- Factoring receivables and other sources of credit finance and credit insurance
- Utilising business impact insurance, where applicable
- Non-traditional revenue streams, such as provision of critical supplies
- Loan repayment holidays and tax payment deferrals
Use the basis of this cashflow to communicate regularly with lenders, suppliers, investors and government agencies. Keep remodelling as the assumptions will rapidly change.
Use cashflow forecast template
ACCA’s cashflow template will show you how a cashflow works and should be amended to suit your own business.
All figures to be entered are actual cash. This includes bank payments and receipts, cheques, bank transfers, cash payments and receipts – all of these should be included in your opening balance.
Then complete the shaded area opening balance, which includes bank, loan and cash balances and should be put in the sheets:
- monthly cashflow forecast
- monthly actual cashflow
This provides the starting point for the rest of the cashflow. Next, input your month 1 forecast – all the sales broken down into the elements of your particular business – and do the same for expenditure.
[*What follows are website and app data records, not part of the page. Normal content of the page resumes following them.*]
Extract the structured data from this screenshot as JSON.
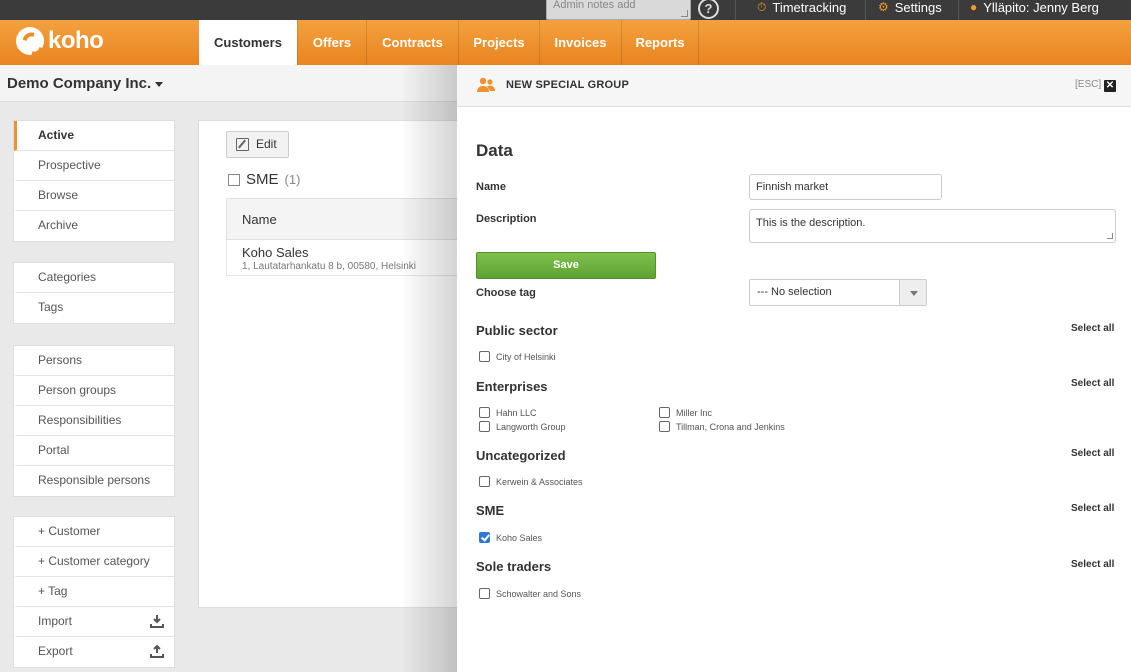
{
  "topbar": {
    "admin_notes_placeholder": "Admin notes add",
    "help_icon": "?",
    "timetracking": "Timetracking",
    "settings": "Settings",
    "user": "Ylläpito: Jenny Berg"
  },
  "logo": {
    "text": "koho"
  },
  "nav": {
    "tabs": [
      "Customers",
      "Offers",
      "Contracts",
      "Projects",
      "Invoices",
      "Reports"
    ],
    "active": "Customers"
  },
  "company": {
    "name": "Demo Company Inc."
  },
  "sidebar": {
    "group1": [
      "Active",
      "Prospective",
      "Browse",
      "Archive"
    ],
    "group2": [
      "Categories",
      "Tags"
    ],
    "group3": [
      "Persons",
      "Person groups",
      "Responsibilities",
      "Portal",
      "Responsible persons"
    ],
    "group4": [
      "+ Customer",
      "+ Customer category",
      "+ Tag",
      "Import",
      "Export"
    ]
  },
  "main": {
    "edit_label": "Edit",
    "group_name": "SME",
    "group_count": "(1)",
    "table_header": "Name",
    "row": {
      "name": "Koho Sales",
      "address": "1, Lautatarhankatu 8 b, 00580, Helsinki"
    }
  },
  "modal": {
    "title": "NEW SPECIAL GROUP",
    "esc": "[ESC]",
    "close": "✕",
    "section": "Data",
    "name_label": "Name",
    "name_value": "Finnish market",
    "description_label": "Description",
    "description_value": "This is the description.",
    "save_label": "Save",
    "choose_tag_label": "Choose tag",
    "choose_tag_value": "--- No selection",
    "select_all": "Select all",
    "groups": {
      "public_sector": {
        "title": "Public sector",
        "items": [
          "City of Helsinki"
        ]
      },
      "enterprises": {
        "title": "Enterprises",
        "items": [
          "Hahn LLC",
          "Langworth Group",
          "Miller Inc",
          "Tillman, Crona and Jenkins"
        ]
      },
      "uncategorized": {
        "title": "Uncategorized",
        "items": [
          "Kerwein & Associates"
        ]
      },
      "sme": {
        "title": "SME",
        "items": [
          "Koho Sales"
        ]
      },
      "sole_traders": {
        "title": "Sole traders",
        "items": [
          "Schowalter and Sons"
        ]
      }
    }
  }
}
Base your figures on your own experience and what you forecast to receive or pay. The sections can be amended to reflect your business’s requirements.
Repeat this process for the actual cashflow; here the figures you input are based on actual. This should then automatically be displayed in the third sheet:
- monthly cashflow forecast/actual comparison
This is where the real analysis work is done and will determine the accuracy of your forecast figures. The forecasts sheet should be used to determine when you may have a cash shortfall before the event arises and will help determine whether you will need to obtain additional funding.
The ACCA cashflow template can be downloaded from: